For this exercise, write each entry below out precisely and omit the pictures.

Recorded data
▼▼▼

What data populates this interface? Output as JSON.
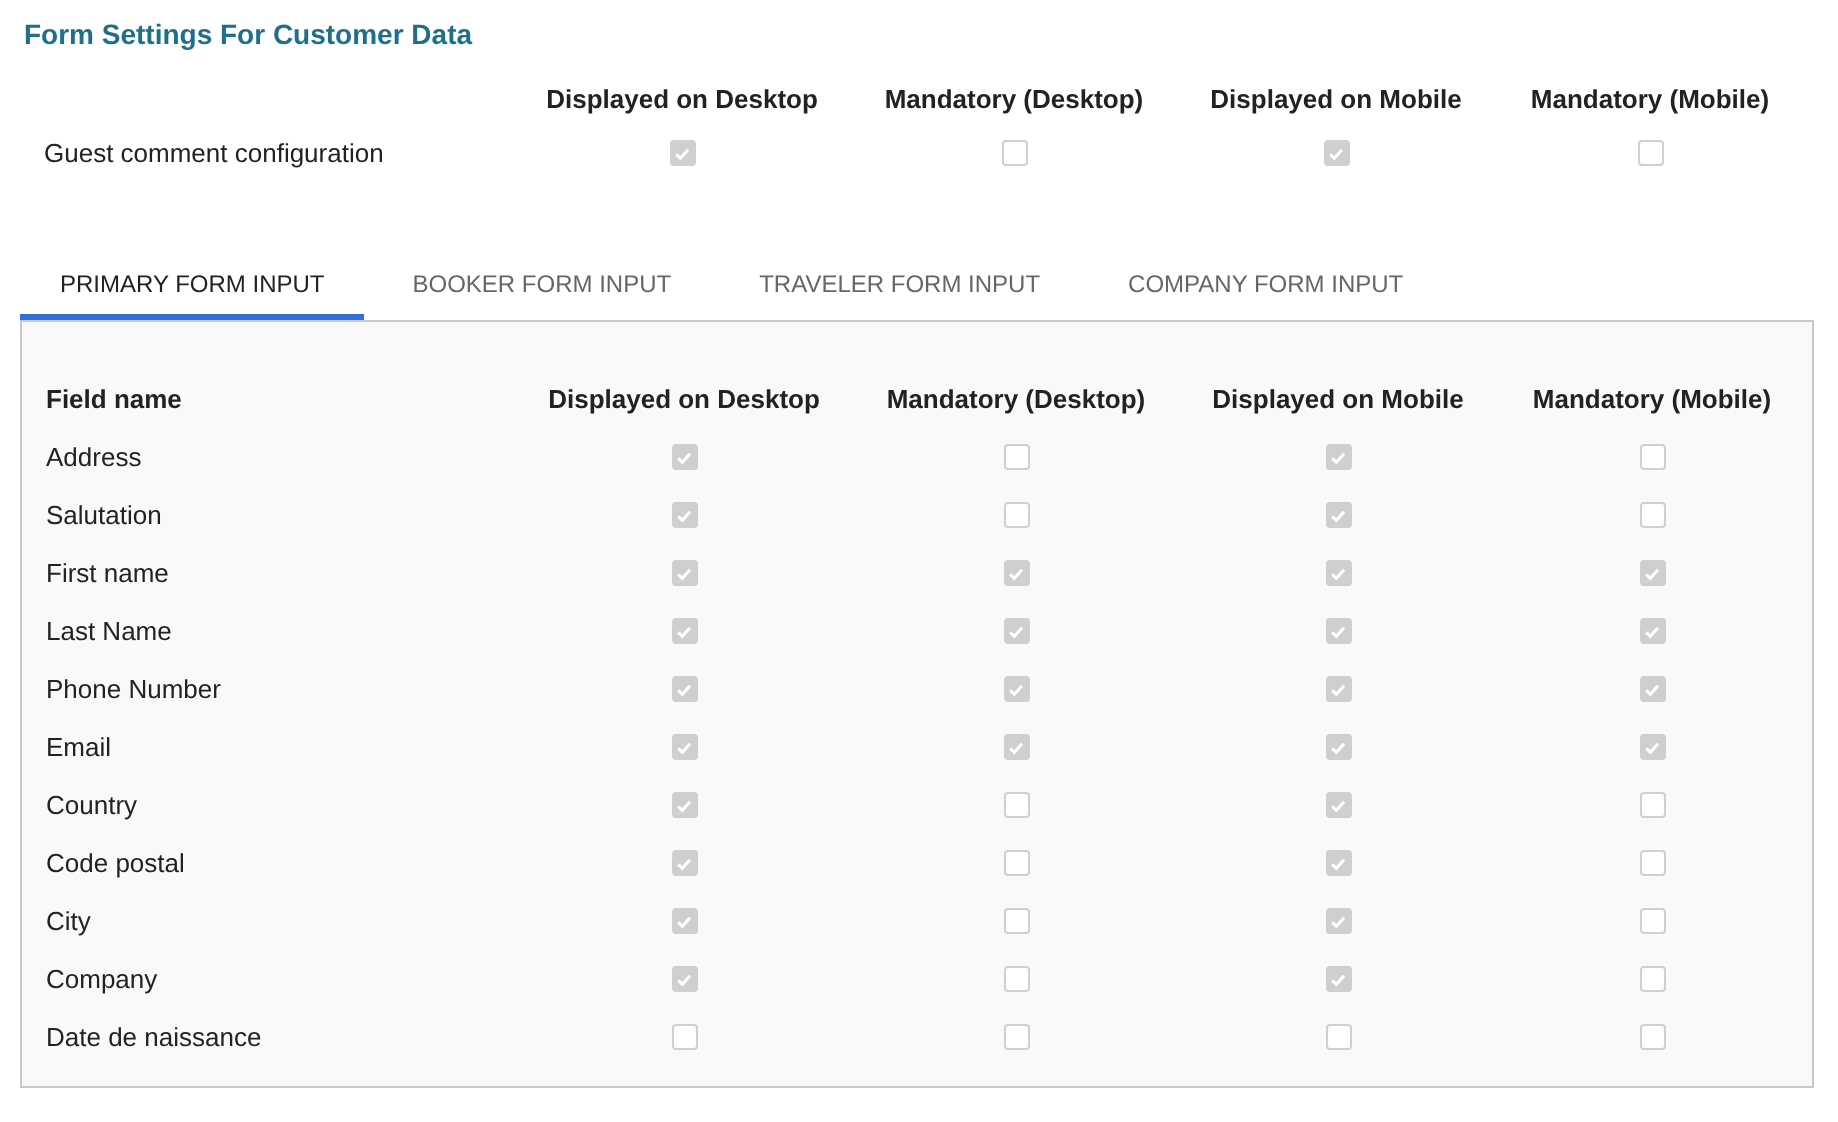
{
  "title": "Form Settings For Customer Data",
  "columns": [
    "Displayed on Desktop",
    "Mandatory (Desktop)",
    "Displayed on Mobile",
    "Mandatory (Mobile)"
  ],
  "guest_comment": {
    "label": "Guest comment configuration",
    "checks": [
      true,
      false,
      true,
      false
    ]
  },
  "tabs": [
    {
      "label": "PRIMARY FORM INPUT",
      "selected": true
    },
    {
      "label": "BOOKER FORM INPUT",
      "selected": false
    },
    {
      "label": "TRAVELER FORM INPUT",
      "selected": false
    },
    {
      "label": "COMPANY FORM INPUT",
      "selected": false
    }
  ],
  "table": {
    "header": "Field name",
    "columns": [
      "Displayed on Desktop",
      "Mandatory (Desktop)",
      "Displayed on Mobile",
      "Mandatory (Mobile)"
    ],
    "rows": [
      {
        "name": "Address",
        "checks": [
          true,
          false,
          true,
          false
        ]
      },
      {
        "name": "Salutation",
        "checks": [
          true,
          false,
          true,
          false
        ]
      },
      {
        "name": "First name",
        "checks": [
          true,
          true,
          true,
          true
        ]
      },
      {
        "name": "Last Name",
        "checks": [
          true,
          true,
          true,
          true
        ]
      },
      {
        "name": "Phone Number",
        "checks": [
          true,
          true,
          true,
          true
        ]
      },
      {
        "name": "Email",
        "checks": [
          true,
          true,
          true,
          true
        ]
      },
      {
        "name": "Country",
        "checks": [
          true,
          false,
          true,
          false
        ]
      },
      {
        "name": "Code postal",
        "checks": [
          true,
          false,
          true,
          false
        ]
      },
      {
        "name": "City",
        "checks": [
          true,
          false,
          true,
          false
        ]
      },
      {
        "name": "Company",
        "checks": [
          true,
          false,
          true,
          false
        ]
      },
      {
        "name": "Date de naissance",
        "checks": [
          false,
          false,
          false,
          false
        ]
      }
    ]
  }
}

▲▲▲

OUTPUT OF THE TASK:
What data populates this interface? Output as JSON.
{
  "title": "Form Settings For Customer Data",
  "columns": [
    "Displayed on Desktop",
    "Mandatory (Desktop)",
    "Displayed on Mobile",
    "Mandatory (Mobile)"
  ],
  "guest_comment": {
    "label": "Guest comment configuration",
    "checks": [
      true,
      false,
      true,
      false
    ]
  },
  "tabs": [
    {
      "label": "PRIMARY FORM INPUT",
      "selected": true
    },
    {
      "label": "BOOKER FORM INPUT",
      "selected": false
    },
    {
      "label": "TRAVELER FORM INPUT",
      "selected": false
    },
    {
      "label": "COMPANY FORM INPUT",
      "selected": false
    }
  ],
  "table": {
    "header": "Field name",
    "columns": [
      "Displayed on Desktop",
      "Mandatory (Desktop)",
      "Displayed on Mobile",
      "Mandatory (Mobile)"
    ],
    "rows": [
      {
        "name": "Address",
        "checks": [
          true,
          false,
          true,
          false
        ]
      },
      {
        "name": "Salutation",
        "checks": [
          true,
          false,
          true,
          false
        ]
      },
      {
        "name": "First name",
        "checks": [
          true,
          true,
          true,
          true
        ]
      },
      {
        "name": "Last Name",
        "checks": [
          true,
          true,
          true,
          true
        ]
      },
      {
        "name": "Phone Number",
        "checks": [
          true,
          true,
          true,
          true
        ]
      },
      {
        "name": "Email",
        "checks": [
          true,
          true,
          true,
          true
        ]
      },
      {
        "name": "Country",
        "checks": [
          true,
          false,
          true,
          false
        ]
      },
      {
        "name": "Code postal",
        "checks": [
          true,
          false,
          true,
          false
        ]
      },
      {
        "name": "City",
        "checks": [
          true,
          false,
          true,
          false
        ]
      },
      {
        "name": "Company",
        "checks": [
          true,
          false,
          true,
          false
        ]
      },
      {
        "name": "Date de naissance",
        "checks": [
          false,
          false,
          false,
          false
        ]
      }
    ]
  }
}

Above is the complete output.